Once you have read the listing, retype all of it exactly.
========
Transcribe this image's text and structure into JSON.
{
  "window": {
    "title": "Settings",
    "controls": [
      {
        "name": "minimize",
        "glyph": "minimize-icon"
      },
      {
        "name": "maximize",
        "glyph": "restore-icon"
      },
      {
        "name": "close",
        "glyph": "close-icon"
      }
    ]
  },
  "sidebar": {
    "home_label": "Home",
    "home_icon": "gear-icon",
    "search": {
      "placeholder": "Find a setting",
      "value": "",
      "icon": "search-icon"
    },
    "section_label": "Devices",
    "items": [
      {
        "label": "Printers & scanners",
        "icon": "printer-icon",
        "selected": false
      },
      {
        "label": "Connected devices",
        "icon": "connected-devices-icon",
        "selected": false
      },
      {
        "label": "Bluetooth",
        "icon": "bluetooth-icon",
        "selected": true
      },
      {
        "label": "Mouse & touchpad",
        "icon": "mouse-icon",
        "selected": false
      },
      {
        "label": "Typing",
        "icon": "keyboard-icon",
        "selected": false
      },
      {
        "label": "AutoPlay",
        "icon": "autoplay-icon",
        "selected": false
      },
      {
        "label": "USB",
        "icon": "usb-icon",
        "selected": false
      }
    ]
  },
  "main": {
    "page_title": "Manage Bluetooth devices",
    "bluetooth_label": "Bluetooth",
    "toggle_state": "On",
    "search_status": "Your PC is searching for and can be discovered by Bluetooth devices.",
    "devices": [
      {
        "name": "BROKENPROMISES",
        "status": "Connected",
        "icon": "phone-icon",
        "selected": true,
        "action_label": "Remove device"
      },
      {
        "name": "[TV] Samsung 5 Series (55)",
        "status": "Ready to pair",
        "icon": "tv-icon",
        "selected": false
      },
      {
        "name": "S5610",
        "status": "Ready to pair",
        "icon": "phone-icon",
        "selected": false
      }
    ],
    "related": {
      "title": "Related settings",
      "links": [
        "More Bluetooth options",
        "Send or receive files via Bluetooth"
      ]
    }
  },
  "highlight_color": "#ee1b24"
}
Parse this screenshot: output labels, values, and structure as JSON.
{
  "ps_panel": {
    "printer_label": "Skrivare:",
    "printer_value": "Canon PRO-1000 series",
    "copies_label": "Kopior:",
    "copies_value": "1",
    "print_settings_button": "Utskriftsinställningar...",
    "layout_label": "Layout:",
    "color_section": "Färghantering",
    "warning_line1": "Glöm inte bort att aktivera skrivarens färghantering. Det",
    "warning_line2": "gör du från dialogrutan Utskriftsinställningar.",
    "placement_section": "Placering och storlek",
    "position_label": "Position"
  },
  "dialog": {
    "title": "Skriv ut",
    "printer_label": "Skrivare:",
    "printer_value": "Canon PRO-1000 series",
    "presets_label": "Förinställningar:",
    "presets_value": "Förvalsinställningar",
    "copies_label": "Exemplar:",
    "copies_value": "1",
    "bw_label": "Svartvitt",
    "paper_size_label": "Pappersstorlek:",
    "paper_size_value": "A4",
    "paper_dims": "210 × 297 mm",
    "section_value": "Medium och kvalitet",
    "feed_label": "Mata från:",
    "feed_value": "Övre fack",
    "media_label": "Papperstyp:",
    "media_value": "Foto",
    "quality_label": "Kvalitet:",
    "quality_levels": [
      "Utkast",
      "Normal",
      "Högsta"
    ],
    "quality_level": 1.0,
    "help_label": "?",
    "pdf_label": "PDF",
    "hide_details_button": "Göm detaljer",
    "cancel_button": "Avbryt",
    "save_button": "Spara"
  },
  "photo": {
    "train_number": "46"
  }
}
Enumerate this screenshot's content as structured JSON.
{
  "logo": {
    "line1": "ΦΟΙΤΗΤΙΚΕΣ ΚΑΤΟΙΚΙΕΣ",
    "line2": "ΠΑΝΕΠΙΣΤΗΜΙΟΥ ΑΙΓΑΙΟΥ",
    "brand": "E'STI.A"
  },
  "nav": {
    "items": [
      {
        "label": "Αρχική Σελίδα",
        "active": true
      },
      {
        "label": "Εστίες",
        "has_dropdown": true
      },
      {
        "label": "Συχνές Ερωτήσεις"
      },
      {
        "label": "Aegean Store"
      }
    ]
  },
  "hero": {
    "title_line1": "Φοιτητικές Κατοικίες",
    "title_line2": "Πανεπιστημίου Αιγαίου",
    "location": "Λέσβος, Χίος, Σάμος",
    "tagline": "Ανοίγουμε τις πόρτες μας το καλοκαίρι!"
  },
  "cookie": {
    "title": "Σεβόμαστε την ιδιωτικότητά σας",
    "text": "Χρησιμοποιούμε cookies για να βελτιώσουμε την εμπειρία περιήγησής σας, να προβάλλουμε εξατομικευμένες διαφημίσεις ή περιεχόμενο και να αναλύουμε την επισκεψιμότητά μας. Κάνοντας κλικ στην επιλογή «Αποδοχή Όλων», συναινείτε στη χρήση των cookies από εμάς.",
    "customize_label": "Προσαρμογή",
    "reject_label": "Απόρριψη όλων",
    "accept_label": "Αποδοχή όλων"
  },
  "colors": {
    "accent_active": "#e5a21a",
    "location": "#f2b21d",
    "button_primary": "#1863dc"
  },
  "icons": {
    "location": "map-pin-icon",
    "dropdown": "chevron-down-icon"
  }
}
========
RESULT OF THIS EXERCISE —
Transcribe this image's text and structure into JSON.
{
  "window": {
    "title": "Settings",
    "controls": [
      {
        "name": "minimize",
        "glyph": "minimize-icon"
      },
      {
        "name": "maximize",
        "glyph": "restore-icon"
      },
      {
        "name": "close",
        "glyph": "close-icon"
      }
    ]
  },
  "sidebar": {
    "home_label": "Home",
    "home_icon": "gear-icon",
    "search": {
      "placeholder": "Find a setting",
      "value": "",
      "icon": "search-icon"
    },
    "section_label": "Devices",
    "items": [
      {
        "label": "Printers & scanners",
        "icon": "printer-icon",
        "selected": false
      },
      {
        "label": "Connected devices",
        "icon": "connected-devices-icon",
        "selected": false
      },
      {
        "label": "Bluetooth",
        "icon": "bluetooth-icon",
        "selected": true
      },
      {
        "label": "Mouse & touchpad",
        "icon": "mouse-icon",
        "selected": false
      },
      {
        "label": "Typing",
        "icon": "keyboard-icon",
        "selected": false
      },
      {
        "label": "AutoPlay",
        "icon": "autoplay-icon",
        "selected": false
      },
      {
        "label": "USB",
        "icon": "usb-icon",
        "selected": false
      }
    ]
  },
  "main": {
    "page_title": "Manage Bluetooth devices",
    "bluetooth_label": "Bluetooth",
    "toggle_state": "On",
    "search_status": "Your PC is searching for and can be discovered by Bluetooth devices.",
    "devices": [
      {
        "name": "BROKENPROMISES",
        "status": "Connected",
        "icon": "phone-icon",
        "selected": true,
        "action_label": "Remove device"
      },
      {
        "name": "[TV] Samsung 5 Series (55)",
        "status": "Ready to pair",
        "icon": "tv-icon",
        "selected": false
      },
      {
        "name": "S5610",
        "status": "Ready to pair",
        "icon": "phone-icon",
        "selected": false
      }
    ],
    "related": {
      "title": "Related settings",
      "links": [
        "More Bluetooth options",
        "Send or receive files via Bluetooth"
      ]
    }
  },
  "highlight_color": "#ee1b24"
}
Parse this screenshot: output labels, values, and structure as JSON.
{
  "ps_panel": {
    "printer_label": "Skrivare:",
    "printer_value": "Canon PRO-1000 series",
    "copies_label": "Kopior:",
    "copies_value": "1",
    "print_settings_button": "Utskriftsinställningar...",
    "layout_label": "Layout:",
    "color_section": "Färghantering",
    "warning_line1": "Glöm inte bort att aktivera skrivarens färghantering. Det",
    "warning_line2": "gör du från dialogrutan Utskriftsinställningar.",
    "placement_section": "Placering och storlek",
    "position_label": "Position"
  },
  "dialog": {
    "title": "Skriv ut",
    "printer_label": "Skrivare:",
    "printer_value": "Canon PRO-1000 series",
    "presets_label": "Förinställningar:",
    "presets_value": "Förvalsinställningar",
    "copies_label": "Exemplar:",
    "copies_value": "1",
    "bw_label": "Svartvitt",
    "paper_size_label": "Pappersstorlek:",
    "paper_size_value": "A4",
    "paper_dims": "210 × 297 mm",
    "section_value": "Medium och kvalitet",
    "feed_label": "Mata från:",
    "feed_value": "Övre fack",
    "media_label": "Papperstyp:",
    "media_value": "Foto",
    "quality_label": "Kvalitet:",
    "quality_levels": [
      "Utkast",
      "Normal",
      "Högsta"
    ],
    "quality_level": 1.0,
    "help_label": "?",
    "pdf_label": "PDF",
    "hide_details_button": "Göm detaljer",
    "cancel_button": "Avbryt",
    "save_button": "Spara"
  },
  "photo": {
    "train_number": "46"
  }
}
Enumerate this screenshot's content as structured JSON.
{
  "logo": {
    "line1": "ΦΟΙΤΗΤΙΚΕΣ ΚΑΤΟΙΚΙΕΣ",
    "line2": "ΠΑΝΕΠΙΣΤΗΜΙΟΥ ΑΙΓΑΙΟΥ",
    "brand": "E'STI.A"
  },
  "nav": {
    "items": [
      {
        "label": "Αρχική Σελίδα",
        "active": true
      },
      {
        "label": "Εστίες",
        "has_dropdown": true
      },
      {
        "label": "Συχνές Ερωτήσεις"
      },
      {
        "label": "Aegean Store"
      }
    ]
  },
  "hero": {
    "title_line1": "Φοιτητικές Κατοικίες",
    "title_line2": "Πανεπιστημίου Αιγαίου",
    "location": "Λέσβος, Χίος, Σάμος",
    "tagline": "Ανοίγουμε τις πόρτες μας το καλοκαίρι!"
  },
  "cookie": {
    "title": "Σεβόμαστε την ιδιωτικότητά σας",
    "text": "Χρησιμοποιούμε cookies για να βελτιώσουμε την εμπειρία περιήγησής σας, να προβάλλουμε εξατομικευμένες διαφημίσεις ή περιεχόμενο και να αναλύουμε την επισκεψιμότητά μας. Κάνοντας κλικ στην επιλογή «Αποδοχή Όλων», συναινείτε στη χρήση των cookies από εμάς.",
    "customize_label": "Προσαρμογή",
    "reject_label": "Απόρριψη όλων",
    "accept_label": "Αποδοχή όλων"
  },
  "colors": {
    "accent_active": "#e5a21a",
    "location": "#f2b21d",
    "button_primary": "#1863dc"
  },
  "icons": {
    "location": "map-pin-icon",
    "dropdown": "chevron-down-icon"
  }
}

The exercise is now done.